Astronomers believe these results may offer a possible explanation for the discovery since 2003 of several “overluminous supernovae” — so bright that their parent stars appeared to have had masses between 2.1 and 2.5 times the Sun’s mass — and had thus violated the Chandrasekhar mass limit.

“This looks like a great mathematical idea, driven by the need to explain these peculiar supernovae,” said Arikkala Raghuram Rao, an astronomer at the Tata Institute of Fundamental Research, Mumbai. Rao was not associated with the IISc calculations, but is hoping to launch a collaborative search for white dwarfs with extremely high magnetic fields.

The IISc researchers added the effects of an extremely high magnetic field in the chain of mathematical equations that are used to predict the fates of white dwarf stars, and found that such “magnetised white dwarfs” can add more weight than dictated by the Chandrasekhar limit.

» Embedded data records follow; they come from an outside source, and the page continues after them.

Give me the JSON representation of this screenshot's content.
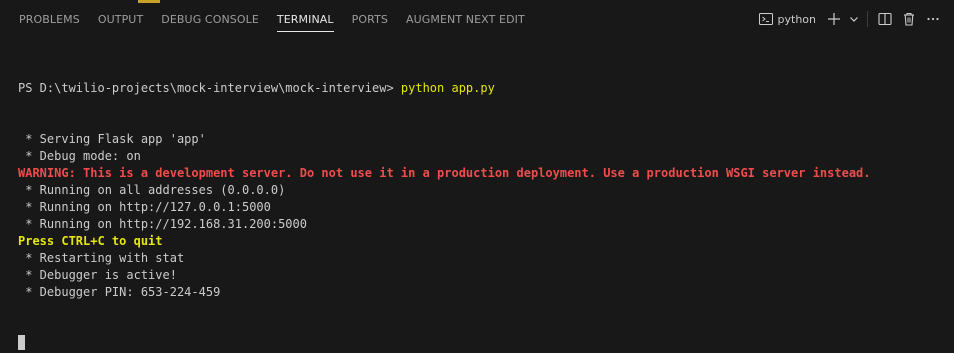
{
  "panel": {
    "tabs": [
      {
        "label": "PROBLEMS",
        "active": false
      },
      {
        "label": "OUTPUT",
        "active": false
      },
      {
        "label": "DEBUG CONSOLE",
        "active": false
      },
      {
        "label": "TERMINAL",
        "active": true
      },
      {
        "label": "PORTS",
        "active": false
      },
      {
        "label": "AUGMENT NEXT EDIT",
        "active": false
      }
    ],
    "terminal_name": "python",
    "icons": [
      "terminal-icon",
      "plus-icon",
      "chevron-down-icon",
      "split-icon",
      "trash-icon",
      "more-icon"
    ]
  },
  "terminal": {
    "prompt": "PS D:\\twilio-projects\\mock-interview\\mock-interview> ",
    "command": "python app.py",
    "lines": [
      {
        "text": " * Serving Flask app 'app'",
        "style": "normal"
      },
      {
        "text": " * Debug mode: on",
        "style": "normal"
      },
      {
        "text": "WARNING: This is a development server. Do not use it in a production deployment. Use a production WSGI server instead.",
        "style": "warning"
      },
      {
        "text": " * Running on all addresses (0.0.0.0)",
        "style": "normal"
      },
      {
        "text": " * Running on http://127.0.0.1:5000",
        "style": "normal"
      },
      {
        "text": " * Running on http://192.168.31.200:5000",
        "style": "normal"
      },
      {
        "text": "Press CTRL+C to quit",
        "style": "yellow-bold"
      },
      {
        "text": " * Restarting with stat",
        "style": "normal"
      },
      {
        "text": " * Debugger is active!",
        "style": "normal"
      },
      {
        "text": " * Debugger PIN: 653-224-459",
        "style": "normal"
      }
    ]
  },
  "colors": {
    "background": "#181818",
    "text": "#cccccc",
    "warning": "#f14c4c",
    "highlight": "#e5e510"
  }
}
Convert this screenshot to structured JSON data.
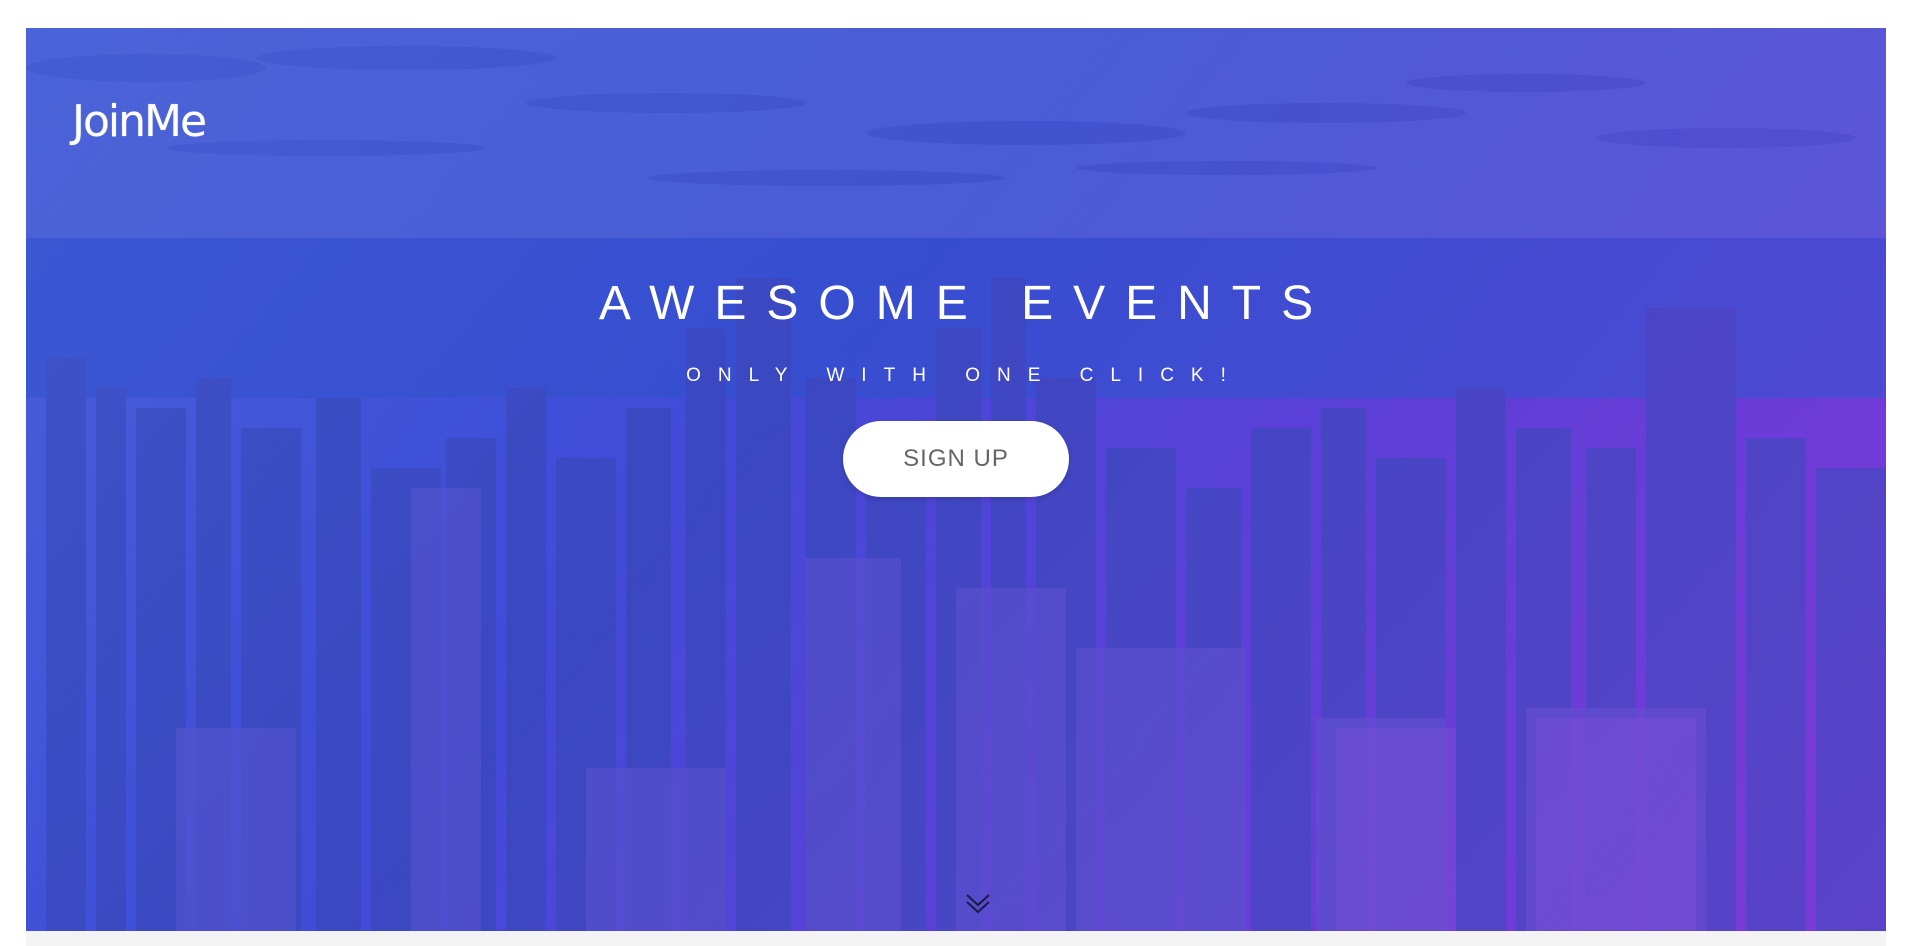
{
  "brand": {
    "logo_text": "JoinMe"
  },
  "hero": {
    "title": "AWESOME EVENTS",
    "subtitle": "ONLY WITH ONE CLICK!",
    "cta_label": "SIGN UP",
    "scroll_icon": "double-chevron-down-icon"
  },
  "colors": {
    "overlay_start": "#4d5fd6",
    "overlay_mid": "#3f4fd8",
    "overlay_end": "#7a35d6",
    "button_bg": "#ffffff",
    "button_text": "#666666"
  }
}
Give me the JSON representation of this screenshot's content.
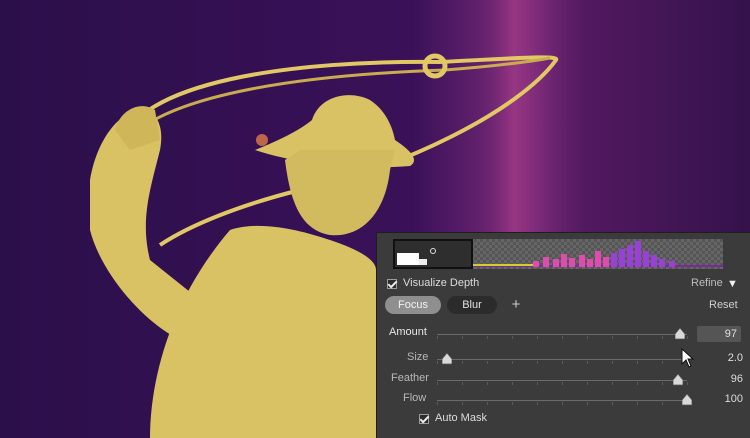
{
  "depth_panel": {
    "visualize_depth_label": "Visualize Depth",
    "visualize_depth_checked": true,
    "refine_label": "Refine",
    "tabs": [
      {
        "label": "Focus",
        "active": true
      },
      {
        "label": "Blur",
        "active": false
      }
    ],
    "add_label": "+",
    "reset_label": "Reset",
    "sliders": [
      {
        "name": "amount",
        "label": "Amount",
        "value": "97",
        "fraction": 0.97
      },
      {
        "name": "size",
        "label": "Size",
        "value": "2.0",
        "fraction": 0.02
      },
      {
        "name": "feather",
        "label": "Feather",
        "value": "96",
        "fraction": 0.96
      },
      {
        "name": "flow",
        "label": "Flow",
        "value": "100",
        "fraction": 1.0
      }
    ],
    "auto_mask_label": "Auto Mask",
    "auto_mask_checked": true
  },
  "colors": {
    "mask_yellow": "#d8c264",
    "background_purple": "#2a0f45",
    "panel_bg": "#3b3b3b",
    "histogram_pink": "#e04bb0",
    "histogram_purple": "#8e3bd0"
  }
}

“But when they grow to 2.58 times the mass of the Sun, even the extremely high magnetic fields cannot prevent the white dwarfs from exploding into supernovae,” Mukhopadhyay said.

“Chandrasekhar was correct when he calculated the 1.44 limit, but his calculations were confined to white dwarfs devoid of magnetic fields — when we add the effects of strong magnetic fields, the limit shifts to 2.58,” Mukhopadhyay told this newspaper.

Scientists familiar with this research area say the calculations by the IISc team are fairly straightforward. “They don’t rely on any technical or computational breakthroughs — so I’m surprised that no one else looked at this before,” said Armen Sedrakian, an astrophysicist at the Goethe University in Frankfurt, Germany, studying white dwarfs.

Astrophysicists also caution that such theoretical work would need to be validated through real observations of white dwarfs with extremely high magnetic fields.

“People have been trying to fine-tune the 1.4 Chandrasekhar limit for decades, trying to tweak it depending on the composition and properties of the white dwarfs, but this is a dramatic shift nearly twice higher,” said Sandip Chakrabarti, a senior professor at the S.N. Bose National Centre for Basic Sciences, Calcutta.

“Thousands of white dwarfs have been catalogued — but none of them seem to have masses above the Chandrasekhar limit,” said Chakrabarti who had spent three years working with Chandrasekhar at the University of Chicago during the early 1980s. “If white dwarfs can grow beyond this up to 2.58, the question is — where are they?”

While some proportion of white dwarfs have been observed with relatively weak magnetic fields, there is none catalogued yet with the extremely high magnetic field that appears necessary to breach the Chandrasekhar limit. “We need to establish whether nature has such exotic objects,” Rao said.

A new higher mass limit for some supernovae may also compel cosmologists to reconsider existing ideas about the expansion of the universe.

The 1.44 mass limit has allowed astronomers to use distant supernovae as “standard cosmological candles” to measure the distance to their host galaxies.

Such measurements of distant supernovae over the past 15 years have led cosmologists to suggest that the expansion of the universe is accelerating under the influence of an unexplained “dark energy”.

But the higher mass limit proposed by Mukhopadhyay and Das could mean a second standard candle for distance measurements. This could have “far-reaching implications”, the IISc scientists wrote in their research paper, “including a possible reconsideration of the expansion history of the universe.”